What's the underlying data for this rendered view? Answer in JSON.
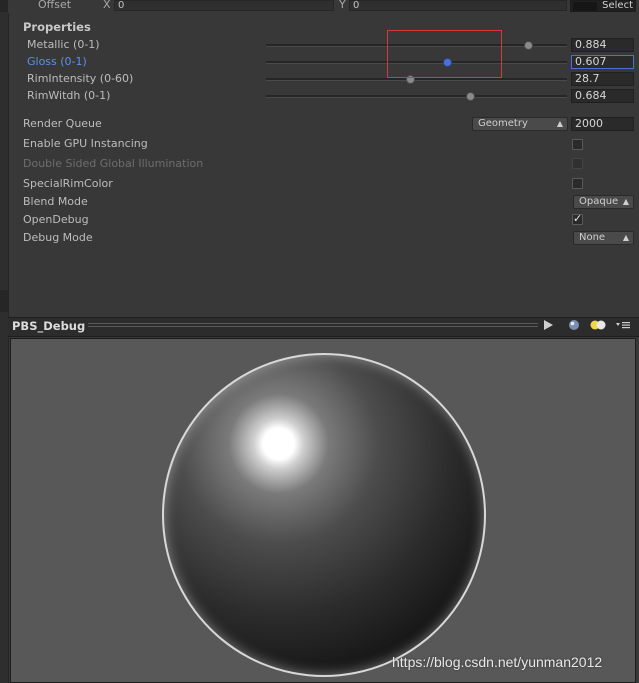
{
  "offset_row": {
    "label": "Offset",
    "x_label": "X",
    "x_value": "0",
    "y_label": "Y",
    "y_value": "0",
    "select_label": "Select"
  },
  "properties": {
    "title": "Properties",
    "sliders": [
      {
        "label": "Metallic (0-1)",
        "value": "0.884",
        "fraction": 0.884,
        "active": false
      },
      {
        "label": "Gloss (0-1)",
        "value": "0.607",
        "fraction": 0.607,
        "active": true
      },
      {
        "label": "RimIntensity (0-60)",
        "value": "28.7",
        "fraction": 0.478,
        "active": false
      },
      {
        "label": "RimWitdh (0-1)",
        "value": "0.684",
        "fraction": 0.684,
        "active": false
      }
    ]
  },
  "settings": {
    "render_queue": {
      "label": "Render Queue",
      "dropdown": "Geometry",
      "value": "2000"
    },
    "gpu_instancing": {
      "label": "Enable GPU Instancing",
      "checked": false
    },
    "double_sided_gi": {
      "label": "Double Sided Global Illumination",
      "checked": false,
      "disabled": true
    },
    "special_rim_color": {
      "label": "SpecialRimColor",
      "checked": false
    },
    "blend_mode": {
      "label": "Blend Mode",
      "dropdown": "Opaque"
    },
    "open_debug": {
      "label": "OpenDebug",
      "checked": true
    },
    "debug_mode": {
      "label": "Debug Mode",
      "dropdown": "None"
    }
  },
  "preview": {
    "title": "PBS_Debug",
    "play_icon": "play-icon",
    "sphere_icon": "sphere-icon",
    "light_icon": "light-icon",
    "menu_icon": "menu-icon"
  },
  "watermark": "https://blog.csdn.net/yunman2012",
  "colors": {
    "active_label": "#5c8ef2",
    "active_thumb": "#4f6fd8",
    "highlight_box": "#d13b3b",
    "background": "#383838"
  }
}
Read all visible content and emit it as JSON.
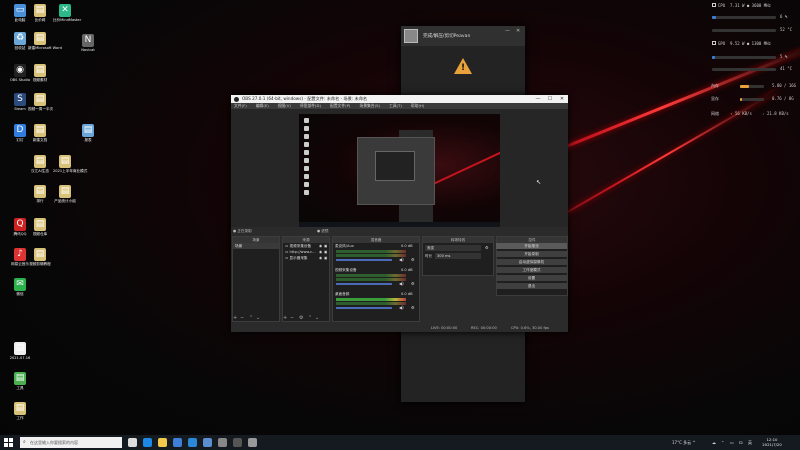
{
  "desktop": {
    "icons": [
      {
        "label": "此电脑",
        "glyph": "▭",
        "color": "#4a90d9"
      },
      {
        "label": "比价网",
        "glyph": "▤",
        "color": "#d8c27a"
      },
      {
        "label": "比价MindMaster",
        "glyph": "✕",
        "color": "#2db88a"
      },
      {
        "label": "回收站",
        "glyph": "♻",
        "color": "#6aa7d8"
      },
      {
        "label": "新建Microsoft Word",
        "glyph": "▤",
        "color": "#d8c27a"
      },
      {
        "label": "Navicat",
        "glyph": "N",
        "color": "#666"
      },
      {
        "label": "OBS Studio",
        "glyph": "◉",
        "color": "#222"
      },
      {
        "label": "视频素材",
        "glyph": "▤",
        "color": "#d8c27a"
      },
      {
        "label": "Steam",
        "glyph": "S",
        "color": "#2a4b7c"
      },
      {
        "label": "视频一周一半次",
        "glyph": "▤",
        "color": "#d8c27a"
      },
      {
        "label": "钉钉",
        "glyph": "D",
        "color": "#2f7de1"
      },
      {
        "label": "新建文档",
        "glyph": "▤",
        "color": "#d8c27a"
      },
      {
        "label": "报表",
        "glyph": "▤",
        "color": "#6aa7d8"
      },
      {
        "label": "汉江AI生态",
        "glyph": "▤",
        "color": "#d8c27a"
      },
      {
        "label": "2021上半年商业模式",
        "glyph": "▤",
        "color": "#d8c27a"
      },
      {
        "label": "排行",
        "glyph": "▤",
        "color": "#d8c27a"
      },
      {
        "label": "产品统计小组",
        "glyph": "▤",
        "color": "#d8c27a"
      },
      {
        "label": "腾讯QQ",
        "glyph": "Q",
        "color": "#c22"
      },
      {
        "label": "视频仓库",
        "glyph": "▤",
        "color": "#d8c27a"
      },
      {
        "label": "网易云音乐",
        "glyph": "♪",
        "color": "#d33"
      },
      {
        "label": "视频剪辑教程",
        "glyph": "▤",
        "color": "#d8c27a"
      },
      {
        "label": "微信",
        "glyph": "✉",
        "color": "#2bb24c"
      },
      {
        "label": "2021.07.16",
        "glyph": "▤",
        "color": "#eee"
      },
      {
        "label": "工具",
        "glyph": "▤",
        "color": "#4caf50"
      },
      {
        "label": "工作",
        "glyph": "▤",
        "color": "#d8c27a"
      }
    ]
  },
  "hwmonitor": {
    "cpu_label": "CPU",
    "cpu_info": "7.31 W  ● 3600 MHz",
    "cpu_load": "6 %",
    "cpu_temp": "52 °C",
    "cpu_load_pct": 0.06,
    "gpu_label": "GPU",
    "gpu_info": "9.52 W  ● 1300 MHz",
    "gpu_load": "5 %",
    "gpu_temp": "41 °C",
    "gpu_load_pct": 0.05,
    "mem1_label": "內存",
    "mem1_value": "5.80 / 16G",
    "mem1_pct": 0.36,
    "mem2_label": "显存",
    "mem2_value": "0.76 / 8G",
    "mem2_pct": 0.1,
    "net_label": "网络",
    "net_up": "56 KB/s",
    "net_down": "21.8 KB/s",
    "accent": "#e8a13c",
    "blue": "#3a7bd5"
  },
  "popup": {
    "title": "完成/解压/剪切Peavan",
    "warning_title": "封禁/暂停/隐私/运行问题",
    "warning_detail": "运行期间暂停运行权限请问您需要临时解决这一问题",
    "btn_min": "—",
    "btn_close": "✕"
  },
  "obs": {
    "title": "OBS 27.0.1 (64-bit, windows) - 配置文件: 未命名 - 场景: 未命名",
    "menu": [
      "文件(F)",
      "编辑(E)",
      "视图(V)",
      "停靠部件(D)",
      "配置文件(P)",
      "场景集合(S)",
      "工具(T)",
      "帮助(H)"
    ],
    "btn_min": "—",
    "btn_max": "☐",
    "btn_close": "✕",
    "dock_source_label": "● 正在录制",
    "dock_filter_label": "● 滤镜",
    "scenes_header": "场景",
    "scenes": [
      "场景"
    ],
    "sources_header": "来源",
    "sources": [
      "视频采集设备",
      "http://www.c...",
      "显示器采集"
    ],
    "mixer_header": "混音器",
    "mixer": [
      {
        "name": "麦克风/Aux",
        "level": "0.0 dB"
      },
      {
        "name": "视频采集设备",
        "level": "0.0 dB"
      },
      {
        "name": "桌面音频",
        "level": "0.0 dB"
      }
    ],
    "transitions_header": "转场特效",
    "transition_value": "渐变",
    "duration_label": "时长",
    "duration_value": "300 ms",
    "controls_header": "控件",
    "controls": [
      "开始推流",
      "开始录制",
      "启动虚拟摄像机",
      "工作室模式",
      "设置",
      "退出"
    ],
    "status": {
      "live": "LIVE: 00:00:00",
      "rec": "REC: 00:00:00",
      "cpu": "CPU: 0.6%, 30.00 fps"
    }
  },
  "taskbar": {
    "search_placeholder": "在这里输入你要搜索的内容",
    "weather": "17°C 多云 ^",
    "tray_icons": [
      "☁",
      "⌃",
      "▭",
      "☊",
      "英"
    ],
    "time": "12:10",
    "date": "2021/7/20",
    "pinned": [
      {
        "name": "task-view-icon",
        "color": "#ddd"
      },
      {
        "name": "edge-icon",
        "color": "#1e88e5"
      },
      {
        "name": "explorer-icon",
        "color": "#f2c94c"
      },
      {
        "name": "store-icon",
        "color": "#3f7fd8"
      },
      {
        "name": "mail-icon",
        "color": "#2b88d8"
      },
      {
        "name": "steam-icon",
        "color": "#5b8fd0"
      },
      {
        "name": "app-icon",
        "color": "#888"
      },
      {
        "name": "obs-icon",
        "color": "#555"
      },
      {
        "name": "app2-icon",
        "color": "#999"
      }
    ]
  }
}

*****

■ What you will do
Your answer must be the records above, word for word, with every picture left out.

■ Answer
What's the underlying data for this rendered view? Answer in JSON.
{
  "offset_row": {
    "label": "Offset",
    "x_label": "X",
    "x_value": "0",
    "y_label": "Y",
    "y_value": "0",
    "select_label": "Select"
  },
  "properties": {
    "title": "Properties",
    "sliders": [
      {
        "label": "Metallic (0-1)",
        "value": "0.884",
        "fraction": 0.884,
        "active": false
      },
      {
        "label": "Gloss (0-1)",
        "value": "0.607",
        "fraction": 0.607,
        "active": true
      },
      {
        "label": "RimIntensity (0-60)",
        "value": "28.7",
        "fraction": 0.478,
        "active": false
      },
      {
        "label": "RimWitdh (0-1)",
        "value": "0.684",
        "fraction": 0.684,
        "active": false
      }
    ]
  },
  "settings": {
    "render_queue": {
      "label": "Render Queue",
      "dropdown": "Geometry",
      "value": "2000"
    },
    "gpu_instancing": {
      "label": "Enable GPU Instancing",
      "checked": false
    },
    "double_sided_gi": {
      "label": "Double Sided Global Illumination",
      "checked": false,
      "disabled": true
    },
    "special_rim_color": {
      "label": "SpecialRimColor",
      "checked": false
    },
    "blend_mode": {
      "label": "Blend Mode",
      "dropdown": "Opaque"
    },
    "open_debug": {
      "label": "OpenDebug",
      "checked": true
    },
    "debug_mode": {
      "label": "Debug Mode",
      "dropdown": "None"
    }
  },
  "preview": {
    "title": "PBS_Debug",
    "play_icon": "play-icon",
    "sphere_icon": "sphere-icon",
    "light_icon": "light-icon",
    "menu_icon": "menu-icon"
  },
  "watermark": "https://blog.csdn.net/yunman2012",
  "colors": {
    "active_label": "#5c8ef2",
    "active_thumb": "#4f6fd8",
    "highlight_box": "#d13b3b",
    "background": "#383838"
  }
}
Read all visible content and emit it as JSON.
{
  "desktop": {
    "icons": [
      {
        "label": "此电脑",
        "glyph": "▭",
        "color": "#4a90d9"
      },
      {
        "label": "比价网",
        "glyph": "▤",
        "color": "#d8c27a"
      },
      {
        "label": "比价MindMaster",
        "glyph": "✕",
        "color": "#2db88a"
      },
      {
        "label": "回收站",
        "glyph": "♻",
        "color": "#6aa7d8"
      },
      {
        "label": "新建Microsoft Word",
        "glyph": "▤",
        "color": "#d8c27a"
      },
      {
        "label": "Navicat",
        "glyph": "N",
        "color": "#666"
      },
      {
        "label": "OBS Studio",
        "glyph": "◉",
        "color": "#222"
      },
      {
        "label": "视频素材",
        "glyph": "▤",
        "color": "#d8c27a"
      },
      {
        "label": "Steam",
        "glyph": "S",
        "color": "#2a4b7c"
      },
      {
        "label": "视频一周一半次",
        "glyph": "▤",
        "color": "#d8c27a"
      },
      {
        "label": "钉钉",
        "glyph": "D",
        "color": "#2f7de1"
      },
      {
        "label": "新建文档",
        "glyph": "▤",
        "color": "#d8c27a"
      },
      {
        "label": "报表",
        "glyph": "▤",
        "color": "#6aa7d8"
      },
      {
        "label": "汉江AI生态",
        "glyph": "▤",
        "color": "#d8c27a"
      },
      {
        "label": "2021上半年商业模式",
        "glyph": "▤",
        "color": "#d8c27a"
      },
      {
        "label": "排行",
        "glyph": "▤",
        "color": "#d8c27a"
      },
      {
        "label": "产品统计小组",
        "glyph": "▤",
        "color": "#d8c27a"
      },
      {
        "label": "腾讯QQ",
        "glyph": "Q",
        "color": "#c22"
      },
      {
        "label": "视频仓库",
        "glyph": "▤",
        "color": "#d8c27a"
      },
      {
        "label": "网易云音乐",
        "glyph": "♪",
        "color": "#d33"
      },
      {
        "label": "视频剪辑教程",
        "glyph": "▤",
        "color": "#d8c27a"
      },
      {
        "label": "微信",
        "glyph": "✉",
        "color": "#2bb24c"
      },
      {
        "label": "2021.07.16",
        "glyph": "▤",
        "color": "#eee"
      },
      {
        "label": "工具",
        "glyph": "▤",
        "color": "#4caf50"
      },
      {
        "label": "工作",
        "glyph": "▤",
        "color": "#d8c27a"
      }
    ]
  },
  "hwmonitor": {
    "cpu_label": "CPU",
    "cpu_info": "7.31 W  ● 3600 MHz",
    "cpu_load": "6 %",
    "cpu_temp": "52 °C",
    "cpu_load_pct": 0.06,
    "gpu_label": "GPU",
    "gpu_info": "9.52 W  ● 1300 MHz",
    "gpu_load": "5 %",
    "gpu_temp": "41 °C",
    "gpu_load_pct": 0.05,
    "mem1_label": "內存",
    "mem1_value": "5.80 / 16G",
    "mem1_pct": 0.36,
    "mem2_label": "显存",
    "mem2_value": "0.76 / 8G",
    "mem2_pct": 0.1,
    "net_label": "网络",
    "net_up": "56 KB/s",
    "net_down": "21.8 KB/s",
    "accent": "#e8a13c",
    "blue": "#3a7bd5"
  },
  "popup": {
    "title": "完成/解压/剪切Peavan",
    "warning_title": "封禁/暂停/隐私/运行问题",
    "warning_detail": "运行期间暂停运行权限请问您需要临时解决这一问题",
    "btn_min": "—",
    "btn_close": "✕"
  },
  "obs": {
    "title": "OBS 27.0.1 (64-bit, windows) - 配置文件: 未命名 - 场景: 未命名",
    "menu": [
      "文件(F)",
      "编辑(E)",
      "视图(V)",
      "停靠部件(D)",
      "配置文件(P)",
      "场景集合(S)",
      "工具(T)",
      "帮助(H)"
    ],
    "btn_min": "—",
    "btn_max": "☐",
    "btn_close": "✕",
    "dock_source_label": "● 正在录制",
    "dock_filter_label": "● 滤镜",
    "scenes_header": "场景",
    "scenes": [
      "场景"
    ],
    "sources_header": "来源",
    "sources": [
      "视频采集设备",
      "http://www.c...",
      "显示器采集"
    ],
    "mixer_header": "混音器",
    "mixer": [
      {
        "name": "麦克风/Aux",
        "level": "0.0 dB"
      },
      {
        "name": "视频采集设备",
        "level": "0.0 dB"
      },
      {
        "name": "桌面音频",
        "level": "0.0 dB"
      }
    ],
    "transitions_header": "转场特效",
    "transition_value": "渐变",
    "duration_label": "时长",
    "duration_value": "300 ms",
    "controls_header": "控件",
    "controls": [
      "开始推流",
      "开始录制",
      "启动虚拟摄像机",
      "工作室模式",
      "设置",
      "退出"
    ],
    "status": {
      "live": "LIVE: 00:00:00",
      "rec": "REC: 00:00:00",
      "cpu": "CPU: 0.6%, 30.00 fps"
    }
  },
  "taskbar": {
    "search_placeholder": "在这里输入你要搜索的内容",
    "weather": "17°C 多云 ^",
    "tray_icons": [
      "☁",
      "⌃",
      "▭",
      "☊",
      "英"
    ],
    "time": "12:10",
    "date": "2021/7/20",
    "pinned": [
      {
        "name": "task-view-icon",
        "color": "#ddd"
      },
      {
        "name": "edge-icon",
        "color": "#1e88e5"
      },
      {
        "name": "explorer-icon",
        "color": "#f2c94c"
      },
      {
        "name": "store-icon",
        "color": "#3f7fd8"
      },
      {
        "name": "mail-icon",
        "color": "#2b88d8"
      },
      {
        "name": "steam-icon",
        "color": "#5b8fd0"
      },
      {
        "name": "app-icon",
        "color": "#888"
      },
      {
        "name": "obs-icon",
        "color": "#555"
      },
      {
        "name": "app2-icon",
        "color": "#999"
      }
    ]
  }
}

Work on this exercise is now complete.